The first decade of America’s automobile industry has a fascinating and complicated history, with hundreds of players jockeying for position as the public came to terms with newfangled machines that replaced horses with the promise of speed, style, and, ultimately, freedom. By the turn of the second decade, the automobile had advanced, and it was then, in 1912, that William P. Snyder Jr., of Sewickley, Pa., acquired a brand-new Simplex 50 HP Toy-Tonneau. Remarkable is that his family still owns it today, 111 years after its purchase, and that it comes to Gooding & Company’s Pebble Beach sale, being held on August 18 and19, as a star lot among the entire Monterey Car Week auction schedule.
The possibility of acquiring a 111-year-old automobile that has had only one owner (unless he was Methuselah), or descendants of that owner, is fairly remarkable. With great certainty, this Simplex is an exceptional treasure for that reason alone. But regardless of this car’s provenance, the Simplex was a groundbreaking automobile of its age.
In 1907, wealthy textile importer Herman Broesel established the Simplex Automobile Company when he bought out S & M Simplex. The acquisition included the factory and assets in Manhattan, N.Y., along with chief engineer Edward Franquist’s designs for a 597 cc T-head engine that developed 50 hp. The subsequent Simplex 50 HP automobile, which was fit with the aforementioned mill, ran a four-speed transaxle with final chain drive. The model performed impressively from the start, placing first at the Brighton Beach 24-hour endurance race and the 1909 National Stock Chassis Race.
In road-car form, the Simplex 50 HP could top 80 mph, and with its combination of speed, reliability, and comfort, became a favorite of America’s most elite motorists. Customers commissioned bodies from coachbuilders like Brewster, Quinby, Healey, and Holbrook. But by 1914, the company was sold to a Wall Street investment group that included the heirs of B.F. Goodrich. While replacing the original 50 HP engine with a long-stroke design, the Simplex factory moved from Manhattan to New Brunswick, N.J.
As the U.S. became more involved in World War I, the factory changed hands again to focus on aircraft engines and Simplex was shuttered after building a total of approximately 1,460 chassis.

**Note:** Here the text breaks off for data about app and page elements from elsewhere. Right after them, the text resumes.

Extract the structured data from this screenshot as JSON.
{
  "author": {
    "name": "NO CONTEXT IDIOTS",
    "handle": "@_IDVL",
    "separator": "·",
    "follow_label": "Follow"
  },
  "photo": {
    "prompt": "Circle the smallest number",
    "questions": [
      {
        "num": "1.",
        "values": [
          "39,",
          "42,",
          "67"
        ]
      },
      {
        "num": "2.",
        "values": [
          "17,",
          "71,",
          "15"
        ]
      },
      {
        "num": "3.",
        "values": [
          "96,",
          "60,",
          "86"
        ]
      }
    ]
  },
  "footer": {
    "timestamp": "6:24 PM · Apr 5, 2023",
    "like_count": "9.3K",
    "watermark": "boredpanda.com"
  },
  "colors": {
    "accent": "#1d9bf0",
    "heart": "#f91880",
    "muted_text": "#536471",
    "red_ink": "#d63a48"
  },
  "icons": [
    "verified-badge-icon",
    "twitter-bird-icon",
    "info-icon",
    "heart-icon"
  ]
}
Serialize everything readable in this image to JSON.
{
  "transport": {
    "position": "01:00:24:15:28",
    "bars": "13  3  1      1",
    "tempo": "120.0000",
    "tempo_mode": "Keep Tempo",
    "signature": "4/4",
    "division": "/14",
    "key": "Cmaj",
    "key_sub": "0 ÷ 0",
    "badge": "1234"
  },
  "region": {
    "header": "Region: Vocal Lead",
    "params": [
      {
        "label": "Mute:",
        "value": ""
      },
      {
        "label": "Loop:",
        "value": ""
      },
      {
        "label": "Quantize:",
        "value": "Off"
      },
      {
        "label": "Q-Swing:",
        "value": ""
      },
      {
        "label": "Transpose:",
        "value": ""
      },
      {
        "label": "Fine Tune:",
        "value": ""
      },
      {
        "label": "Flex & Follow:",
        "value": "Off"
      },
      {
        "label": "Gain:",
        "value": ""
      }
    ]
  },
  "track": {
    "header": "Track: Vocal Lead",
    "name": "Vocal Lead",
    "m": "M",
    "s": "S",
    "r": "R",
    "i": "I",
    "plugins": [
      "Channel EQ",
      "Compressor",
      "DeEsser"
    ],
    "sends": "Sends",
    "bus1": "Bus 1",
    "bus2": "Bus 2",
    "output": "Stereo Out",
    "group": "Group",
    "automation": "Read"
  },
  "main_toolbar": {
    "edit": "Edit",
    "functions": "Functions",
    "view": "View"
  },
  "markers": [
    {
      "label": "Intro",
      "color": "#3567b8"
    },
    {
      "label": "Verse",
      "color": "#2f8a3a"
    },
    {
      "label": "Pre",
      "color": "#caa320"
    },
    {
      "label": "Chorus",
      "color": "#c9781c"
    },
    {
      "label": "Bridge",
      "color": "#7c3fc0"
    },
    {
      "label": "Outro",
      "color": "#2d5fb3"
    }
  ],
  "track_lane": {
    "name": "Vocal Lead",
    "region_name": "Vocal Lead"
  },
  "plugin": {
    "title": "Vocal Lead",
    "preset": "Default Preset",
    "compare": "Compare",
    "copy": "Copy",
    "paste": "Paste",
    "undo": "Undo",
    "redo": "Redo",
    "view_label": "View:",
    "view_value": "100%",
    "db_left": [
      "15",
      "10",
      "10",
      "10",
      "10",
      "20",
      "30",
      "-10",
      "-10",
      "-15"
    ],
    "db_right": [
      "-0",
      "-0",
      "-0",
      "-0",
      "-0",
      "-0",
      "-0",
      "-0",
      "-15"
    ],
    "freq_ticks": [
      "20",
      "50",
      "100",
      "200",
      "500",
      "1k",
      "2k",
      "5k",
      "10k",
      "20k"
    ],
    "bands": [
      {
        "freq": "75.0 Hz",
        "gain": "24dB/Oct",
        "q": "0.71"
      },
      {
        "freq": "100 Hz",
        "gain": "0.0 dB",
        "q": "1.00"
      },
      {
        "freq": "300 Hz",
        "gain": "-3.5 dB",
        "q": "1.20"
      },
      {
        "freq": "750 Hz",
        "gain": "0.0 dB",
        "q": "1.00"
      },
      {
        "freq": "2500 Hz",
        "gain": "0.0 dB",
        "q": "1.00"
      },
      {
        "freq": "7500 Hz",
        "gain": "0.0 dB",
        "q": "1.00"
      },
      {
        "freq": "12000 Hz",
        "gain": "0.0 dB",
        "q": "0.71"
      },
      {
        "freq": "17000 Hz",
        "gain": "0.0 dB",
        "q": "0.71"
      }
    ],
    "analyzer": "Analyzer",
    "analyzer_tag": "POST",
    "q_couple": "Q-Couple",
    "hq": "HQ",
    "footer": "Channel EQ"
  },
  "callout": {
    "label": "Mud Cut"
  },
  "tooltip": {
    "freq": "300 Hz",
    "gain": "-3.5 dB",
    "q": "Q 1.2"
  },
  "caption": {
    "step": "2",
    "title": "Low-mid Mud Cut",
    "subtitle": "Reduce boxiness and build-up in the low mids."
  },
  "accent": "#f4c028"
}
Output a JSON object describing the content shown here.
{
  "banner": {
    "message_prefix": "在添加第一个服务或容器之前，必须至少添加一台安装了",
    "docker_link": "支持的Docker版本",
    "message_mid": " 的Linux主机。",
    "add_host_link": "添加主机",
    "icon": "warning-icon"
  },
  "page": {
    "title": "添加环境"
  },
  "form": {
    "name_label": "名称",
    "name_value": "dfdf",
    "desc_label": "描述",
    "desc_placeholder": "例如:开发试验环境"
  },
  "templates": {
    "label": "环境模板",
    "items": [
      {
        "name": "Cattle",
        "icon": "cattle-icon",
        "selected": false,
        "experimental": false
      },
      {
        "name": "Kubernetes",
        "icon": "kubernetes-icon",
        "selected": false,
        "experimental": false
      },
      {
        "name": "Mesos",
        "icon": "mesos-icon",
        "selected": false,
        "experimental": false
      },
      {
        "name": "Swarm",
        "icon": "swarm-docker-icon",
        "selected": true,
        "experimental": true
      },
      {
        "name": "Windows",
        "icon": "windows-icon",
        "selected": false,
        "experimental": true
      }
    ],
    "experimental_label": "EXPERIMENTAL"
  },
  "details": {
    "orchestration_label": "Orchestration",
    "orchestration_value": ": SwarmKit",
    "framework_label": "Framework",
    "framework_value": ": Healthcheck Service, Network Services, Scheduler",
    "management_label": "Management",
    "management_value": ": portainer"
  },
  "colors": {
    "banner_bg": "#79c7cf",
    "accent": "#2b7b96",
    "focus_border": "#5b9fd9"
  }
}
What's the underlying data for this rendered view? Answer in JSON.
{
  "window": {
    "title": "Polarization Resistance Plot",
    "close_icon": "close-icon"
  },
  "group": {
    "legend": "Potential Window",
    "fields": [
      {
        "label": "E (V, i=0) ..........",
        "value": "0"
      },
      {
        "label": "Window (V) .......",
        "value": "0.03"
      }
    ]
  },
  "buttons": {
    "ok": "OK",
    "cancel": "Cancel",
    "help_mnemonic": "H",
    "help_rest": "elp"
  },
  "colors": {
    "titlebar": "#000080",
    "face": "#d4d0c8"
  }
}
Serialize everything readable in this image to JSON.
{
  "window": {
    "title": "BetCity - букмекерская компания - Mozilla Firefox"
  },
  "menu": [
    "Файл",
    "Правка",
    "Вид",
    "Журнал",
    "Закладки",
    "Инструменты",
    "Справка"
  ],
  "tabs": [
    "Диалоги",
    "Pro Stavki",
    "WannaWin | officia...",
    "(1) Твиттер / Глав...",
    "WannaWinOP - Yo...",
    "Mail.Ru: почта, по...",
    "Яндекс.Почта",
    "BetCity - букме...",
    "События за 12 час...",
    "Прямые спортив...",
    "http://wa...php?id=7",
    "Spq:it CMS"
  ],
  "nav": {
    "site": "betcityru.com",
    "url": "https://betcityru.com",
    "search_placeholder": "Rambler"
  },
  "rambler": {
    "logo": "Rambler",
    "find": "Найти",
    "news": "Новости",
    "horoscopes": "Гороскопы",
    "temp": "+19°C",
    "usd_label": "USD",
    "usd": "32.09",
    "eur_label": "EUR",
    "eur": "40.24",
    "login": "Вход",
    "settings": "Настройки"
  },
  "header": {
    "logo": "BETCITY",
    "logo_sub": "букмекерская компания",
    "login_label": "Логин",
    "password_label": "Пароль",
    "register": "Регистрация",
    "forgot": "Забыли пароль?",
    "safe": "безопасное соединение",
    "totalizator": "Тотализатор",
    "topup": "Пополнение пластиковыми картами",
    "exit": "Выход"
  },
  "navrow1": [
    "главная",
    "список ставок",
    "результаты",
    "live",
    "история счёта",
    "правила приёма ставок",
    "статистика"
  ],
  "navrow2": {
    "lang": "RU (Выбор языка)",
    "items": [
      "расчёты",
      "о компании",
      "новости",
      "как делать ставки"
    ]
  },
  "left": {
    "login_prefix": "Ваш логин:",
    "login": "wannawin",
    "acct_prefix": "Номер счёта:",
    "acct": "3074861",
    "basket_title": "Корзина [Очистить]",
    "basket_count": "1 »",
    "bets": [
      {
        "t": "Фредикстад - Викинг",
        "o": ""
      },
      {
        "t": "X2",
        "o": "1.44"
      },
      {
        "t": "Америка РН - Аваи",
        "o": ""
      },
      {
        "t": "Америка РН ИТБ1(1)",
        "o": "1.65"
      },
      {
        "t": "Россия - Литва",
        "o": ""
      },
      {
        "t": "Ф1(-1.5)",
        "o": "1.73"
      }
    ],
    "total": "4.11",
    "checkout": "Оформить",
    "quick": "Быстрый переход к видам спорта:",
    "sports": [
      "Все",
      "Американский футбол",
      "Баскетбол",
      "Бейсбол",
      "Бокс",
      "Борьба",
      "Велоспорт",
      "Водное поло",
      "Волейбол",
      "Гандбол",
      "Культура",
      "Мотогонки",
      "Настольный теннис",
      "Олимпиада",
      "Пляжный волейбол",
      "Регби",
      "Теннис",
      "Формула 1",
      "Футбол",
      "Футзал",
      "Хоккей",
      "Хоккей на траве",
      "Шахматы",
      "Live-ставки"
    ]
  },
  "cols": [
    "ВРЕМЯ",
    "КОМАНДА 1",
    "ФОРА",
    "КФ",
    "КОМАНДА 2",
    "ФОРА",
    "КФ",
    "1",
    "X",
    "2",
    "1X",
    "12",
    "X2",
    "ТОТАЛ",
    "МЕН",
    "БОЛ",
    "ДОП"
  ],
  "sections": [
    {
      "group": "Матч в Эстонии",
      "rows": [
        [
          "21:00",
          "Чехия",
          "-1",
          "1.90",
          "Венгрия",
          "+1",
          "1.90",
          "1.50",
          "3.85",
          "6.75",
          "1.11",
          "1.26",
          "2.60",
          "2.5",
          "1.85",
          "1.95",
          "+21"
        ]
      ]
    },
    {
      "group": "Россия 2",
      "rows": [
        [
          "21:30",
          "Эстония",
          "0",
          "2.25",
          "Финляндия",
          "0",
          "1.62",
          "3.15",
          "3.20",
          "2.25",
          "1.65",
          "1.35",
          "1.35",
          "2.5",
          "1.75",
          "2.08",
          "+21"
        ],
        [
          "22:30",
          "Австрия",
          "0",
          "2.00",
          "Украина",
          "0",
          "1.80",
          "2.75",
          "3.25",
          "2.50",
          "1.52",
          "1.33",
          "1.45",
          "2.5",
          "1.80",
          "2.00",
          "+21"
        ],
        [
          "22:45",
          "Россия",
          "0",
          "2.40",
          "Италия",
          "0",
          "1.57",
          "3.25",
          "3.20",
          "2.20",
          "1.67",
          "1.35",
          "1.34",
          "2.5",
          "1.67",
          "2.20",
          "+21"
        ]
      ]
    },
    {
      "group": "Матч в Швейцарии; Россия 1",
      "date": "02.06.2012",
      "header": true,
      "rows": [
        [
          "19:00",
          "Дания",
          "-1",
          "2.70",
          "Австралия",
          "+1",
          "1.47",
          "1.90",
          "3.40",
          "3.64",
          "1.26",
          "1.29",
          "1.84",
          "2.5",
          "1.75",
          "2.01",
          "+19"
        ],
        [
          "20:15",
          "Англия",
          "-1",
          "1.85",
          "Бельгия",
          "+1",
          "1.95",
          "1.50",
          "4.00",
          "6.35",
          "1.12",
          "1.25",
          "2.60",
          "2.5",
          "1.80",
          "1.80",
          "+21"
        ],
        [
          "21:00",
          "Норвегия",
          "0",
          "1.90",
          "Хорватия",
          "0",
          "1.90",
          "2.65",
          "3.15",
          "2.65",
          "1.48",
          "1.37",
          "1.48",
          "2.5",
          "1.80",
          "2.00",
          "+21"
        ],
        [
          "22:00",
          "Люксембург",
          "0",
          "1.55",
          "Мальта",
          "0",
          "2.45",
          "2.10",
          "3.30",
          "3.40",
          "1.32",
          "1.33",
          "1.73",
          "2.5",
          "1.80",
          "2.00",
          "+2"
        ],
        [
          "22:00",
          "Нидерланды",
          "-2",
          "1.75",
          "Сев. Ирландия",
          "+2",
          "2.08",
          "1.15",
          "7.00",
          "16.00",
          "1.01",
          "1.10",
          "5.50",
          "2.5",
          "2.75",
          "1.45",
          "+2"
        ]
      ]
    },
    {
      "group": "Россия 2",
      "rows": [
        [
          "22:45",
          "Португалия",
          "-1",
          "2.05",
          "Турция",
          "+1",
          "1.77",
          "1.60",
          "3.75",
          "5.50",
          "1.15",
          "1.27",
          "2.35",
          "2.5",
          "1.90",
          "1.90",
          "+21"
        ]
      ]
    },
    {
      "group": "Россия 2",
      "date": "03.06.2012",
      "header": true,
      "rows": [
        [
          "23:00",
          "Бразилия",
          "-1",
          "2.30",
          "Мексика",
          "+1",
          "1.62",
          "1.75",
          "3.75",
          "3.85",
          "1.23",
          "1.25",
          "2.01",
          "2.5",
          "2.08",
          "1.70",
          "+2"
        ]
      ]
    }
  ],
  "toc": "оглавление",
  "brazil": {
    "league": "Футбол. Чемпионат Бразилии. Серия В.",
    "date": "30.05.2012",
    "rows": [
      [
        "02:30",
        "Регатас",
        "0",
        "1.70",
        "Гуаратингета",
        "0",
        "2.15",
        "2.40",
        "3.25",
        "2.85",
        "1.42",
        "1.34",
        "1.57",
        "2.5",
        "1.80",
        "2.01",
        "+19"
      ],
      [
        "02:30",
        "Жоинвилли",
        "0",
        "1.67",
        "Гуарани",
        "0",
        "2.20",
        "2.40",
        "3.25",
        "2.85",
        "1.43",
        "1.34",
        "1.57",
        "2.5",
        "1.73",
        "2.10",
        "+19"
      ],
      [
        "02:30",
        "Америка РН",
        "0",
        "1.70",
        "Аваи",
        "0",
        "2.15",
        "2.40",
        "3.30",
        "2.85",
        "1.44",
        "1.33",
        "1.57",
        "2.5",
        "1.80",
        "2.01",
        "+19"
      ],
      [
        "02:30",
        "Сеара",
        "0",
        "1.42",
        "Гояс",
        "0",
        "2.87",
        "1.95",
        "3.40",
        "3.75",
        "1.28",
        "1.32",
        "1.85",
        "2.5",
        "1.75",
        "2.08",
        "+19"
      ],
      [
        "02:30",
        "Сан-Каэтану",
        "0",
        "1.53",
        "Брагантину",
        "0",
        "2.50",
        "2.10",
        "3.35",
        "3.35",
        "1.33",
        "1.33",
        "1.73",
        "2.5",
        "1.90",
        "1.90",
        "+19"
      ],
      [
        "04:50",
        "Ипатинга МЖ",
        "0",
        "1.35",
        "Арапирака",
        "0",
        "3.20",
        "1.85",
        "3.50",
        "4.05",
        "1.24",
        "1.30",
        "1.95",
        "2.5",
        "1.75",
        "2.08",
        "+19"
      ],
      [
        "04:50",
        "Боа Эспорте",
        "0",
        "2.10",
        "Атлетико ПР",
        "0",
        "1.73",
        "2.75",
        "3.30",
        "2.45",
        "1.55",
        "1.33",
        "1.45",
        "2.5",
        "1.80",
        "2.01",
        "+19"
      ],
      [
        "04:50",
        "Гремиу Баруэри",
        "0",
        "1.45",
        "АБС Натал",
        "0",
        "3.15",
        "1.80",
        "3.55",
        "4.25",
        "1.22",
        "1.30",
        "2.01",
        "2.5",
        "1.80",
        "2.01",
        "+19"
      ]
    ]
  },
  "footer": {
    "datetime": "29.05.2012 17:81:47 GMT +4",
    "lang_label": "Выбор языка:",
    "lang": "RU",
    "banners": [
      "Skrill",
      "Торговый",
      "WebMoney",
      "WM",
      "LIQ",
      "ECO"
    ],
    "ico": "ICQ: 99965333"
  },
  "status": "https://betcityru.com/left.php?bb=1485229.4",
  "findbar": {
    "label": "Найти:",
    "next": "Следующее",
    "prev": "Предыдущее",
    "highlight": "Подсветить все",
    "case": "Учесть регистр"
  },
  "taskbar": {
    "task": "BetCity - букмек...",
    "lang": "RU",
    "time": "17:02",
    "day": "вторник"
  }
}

The noted automobile collector Henry Austin Clark Jr. owned several Simplex cars. According to Gooding & Company’s lot description, Clark made the following observation based on his first drive in a 50 HP: “With the cutout open, the sound of the engine being started is something like a minor disaster in an ammunition factory. The sound of the engine idling is enough to terminate all conversation for some distance. The clutch action was smooth but heavy, and the steering gear responded only to a solid pull. The engine was entirely capable and had an enormous feeling of power. As I reached second gear and accelerated, the entire car shook itself like a wet dog and took off down the road. By the time we reached fourth we were making considerable speed and I had just begun to realize why people used to pay over $5,000 for one of these cars in 1910.”
In 1911, William P. Snyder Jr. ordered his 50 HP from J.M. Quinby & Co., the New Jersey–based coachbuilder and body maker for Simplex automobiles. Replying to his inquiry on June 26, the coachbuilder wrote, “We propose to furnish you with the latest model 129 inch wheel base, 50 H.P. Simplex Chassis, equipped with a Bosch dual system and four volt battery, Solar Eclipse headlights, oil side and tail lamps, Presto Lite tank and Chassis work, less the rear fenders for the sum of Forty-nine Hundred and Sixty ($4,960.00) Dollars and to be delivered three weeks or as much sooner as possible.”
Snyder specified a shorter 124-inch, 50 HP chassis with a Runabout, two-seat body and folding canvas top, painted in Munich Lake with a medium red chassis, and maroon leather. He also added his monogram to the coachwork. Soon after Chassis No. 799 was delivered, it was crashed by its young owner, and, at his father’s insistence, returned to Quinby to be fitted with more conservative bodywork that might encourage more disciplined driving.
The car on offer still wears body No. 3038, the Toy-Tonneau coachwork fitted in 1912. The Simplex was passed down to Snyder’s son in 1940, and eventually passed down to the latest generation in 2011. It later went on to win a second-in-class trophy at the 2013 Pebble Beach Concours d’Elegance. This heirloom motorcar is accompanied by an archive of original documentation, photos, and correspondence dating back to 1911, and carries a high-end estimate of $4 million.
Click here for more photos of this 1912 Simplex 50 HP Toy-Tonneau.